As a piece of film history, Feud also works because there is great attention paid to all kinds of details. The sets are wonderful and beautifully-made. And when the filming of Baby Jane starts, viewers get a glimpse of what it looks like behind-the-scenes.

The plot of pilot has Crawford and Davis agreeing to star in the picture together. Even though it would be in their best interest to set aside any petty differences, they begin to snap at each other almost immediately: at a photo-op in which the two divas sign their contracts, they both go for the left chair (to get top-billing in the photo caption), with Davis prevailing (though Crawford looms over Davis’ left shoulder).

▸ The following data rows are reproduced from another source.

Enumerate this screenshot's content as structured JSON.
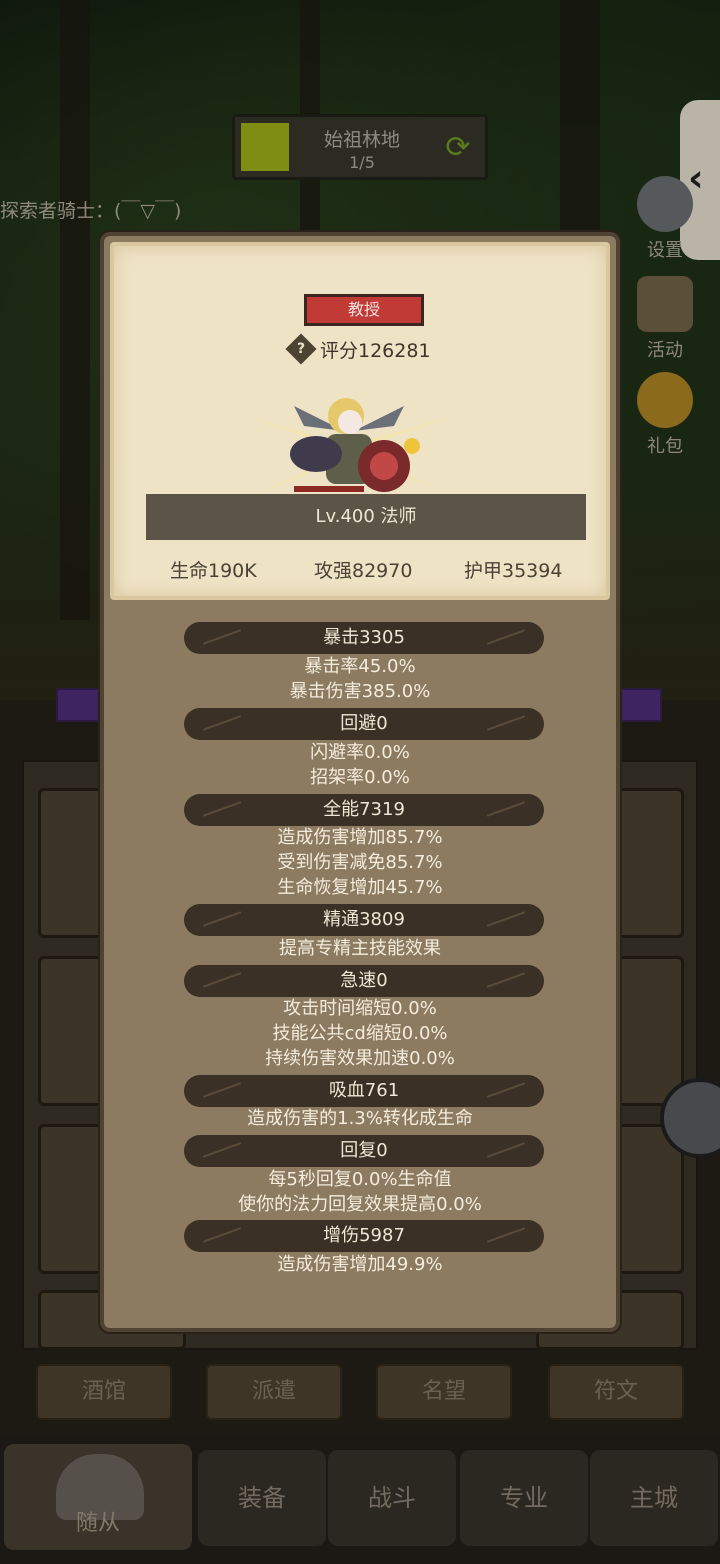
{
  "location": {
    "name": "始祖林地",
    "progress": "1/5"
  },
  "explorer_text": "探索者骑士：(￣▽￣)",
  "side_menu": [
    {
      "label": "设置",
      "icon": "gear-icon"
    },
    {
      "label": "活动",
      "icon": "scroll-icon"
    },
    {
      "label": "礼包",
      "icon": "gift-icon"
    }
  ],
  "popup": {
    "rank": "教授",
    "score": "评分126281",
    "level_class": "Lv.400 法师",
    "stats": [
      "生命190K",
      "攻强82970",
      "护甲35394"
    ],
    "attributes": [
      {
        "header": "暴击3305",
        "lines": [
          "暴击率45.0%",
          "暴击伤害385.0%"
        ]
      },
      {
        "header": "回避0",
        "lines": [
          "闪避率0.0%",
          "招架率0.0%"
        ]
      },
      {
        "header": "全能7319",
        "lines": [
          "造成伤害增加85.7%",
          "受到伤害减免85.7%",
          "生命恢复增加45.7%"
        ]
      },
      {
        "header": "精通3809",
        "lines": [
          "提高专精主技能效果"
        ]
      },
      {
        "header": "急速0",
        "lines": [
          "攻击时间缩短0.0%",
          "技能公共cd缩短0.0%",
          "持续伤害效果加速0.0%"
        ]
      },
      {
        "header": "吸血761",
        "lines": [
          "造成伤害的1.3%转化成生命"
        ]
      },
      {
        "header": "回复0",
        "lines": [
          "每5秒回复0.0%生命值",
          "使你的法力回复效果提高0.0%"
        ]
      },
      {
        "header": "增伤5987",
        "lines": [
          "造成伤害增加49.9%"
        ]
      }
    ]
  },
  "bottom_buttons": [
    "酒馆",
    "派遣",
    "名望",
    "符文"
  ],
  "nav_tabs": [
    "随从",
    "装备",
    "战斗",
    "专业",
    "主城"
  ]
}
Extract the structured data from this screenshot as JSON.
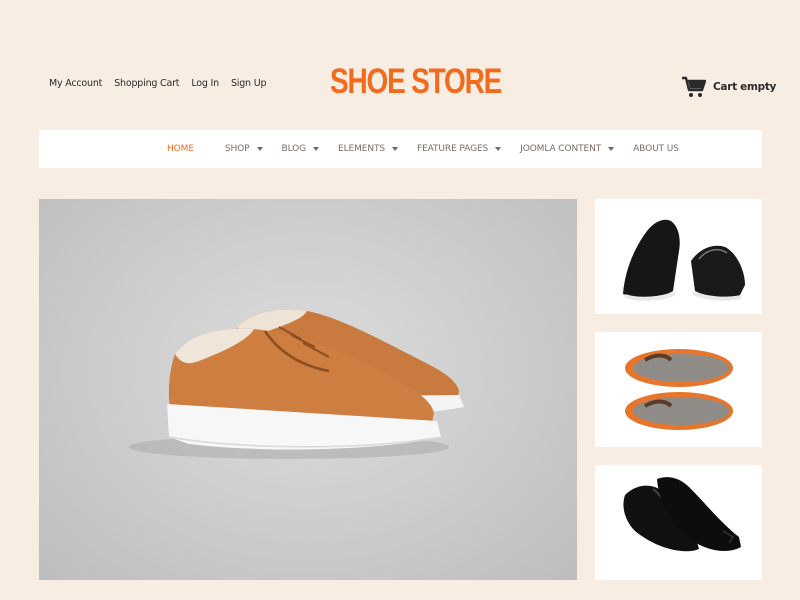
{
  "top_links": [
    "My Account",
    "Shopping Cart",
    "Log In",
    "Sign Up"
  ],
  "logo": "SHOE STORE",
  "cart": {
    "label": "Cart empty",
    "icon": "cart-icon"
  },
  "nav": [
    {
      "label": "HOME",
      "active": true,
      "has_dropdown": false
    },
    {
      "label": "SHOP",
      "active": false,
      "has_dropdown": true
    },
    {
      "label": "BLOG",
      "active": false,
      "has_dropdown": true
    },
    {
      "label": "ELEMENTS",
      "active": false,
      "has_dropdown": true
    },
    {
      "label": "FEATURE PAGES",
      "active": false,
      "has_dropdown": true
    },
    {
      "label": "JOOMLA CONTENT",
      "active": false,
      "has_dropdown": true
    },
    {
      "label": "ABOUT US",
      "active": false,
      "has_dropdown": false
    }
  ],
  "colors": {
    "accent": "#f26b1d",
    "background": "#f8ede3",
    "nav_bg": "#ffffff"
  }
}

When filming finally begins, Davis has a meeting with Crawford and is seemingly supportive, telling her costar that she has the goods to put in a great performance – this disarms Crawford, before Davis spits back “But lose the shoulder pads and cut back on the lipstick. You’re playing a recluse who hasn’t seen the sun for 20 years.”

And though Crawford tries to ingratiate herself with the crew of Baby Jane with presents and a Pepsi vending machine (she’s the soda giant’s “brand ambassador”), Davis manages to upstage her with skill and commitment to her craft. Crawford is vain, worried about how she looks. Davis is all too happy to make herself out to a grotesque. In this script’s version of the events, Davis is the one who creates Baby Jane Hudson’s monstrous look: the tatty white dress, pitiful blond curls, and bone-white pancake makeup. Smearing the white greasepaint on her face, she gleefully turns herself into a horror, and her perturbed daughter B.D. (Kiernan Shipka) is aghast, asking “Do  you really want to look like that.”

But Davis is a pro. Crawford’s a neurotic mess who wants to recapture her glamorous youth when she was a screen goddess, but Davis – never a sex symbol – is more interested in doing the work itself. Though Davis is being a beast about it, she’s right. When the two sit in a screening room, looking at what they filmed, Crawford is immediately thrown into despair at how badly she looks and how much she’s aged; Davis, meanwhile is moved to a single tear (before she quickly wipes it away) because of her strong performance.

Legend has it that Davis and Crawford were horrible to each other, sometimes even resorting to physical violence. That these two over-sized egos are crammed into a single film set is fascinating to watch. Right now, the film seems to lead its viewers to feel sympathy for Crawford who is riddled with self-doubt. As the filming of Baby Jane continues, it’ll be interesting to see how the two will continue to work side-by-side, given that neither trusts the other.

Leave a comment

Filed under Biography, Book, Celeb, celebrity, commentary, movie review, Television, TV, Writing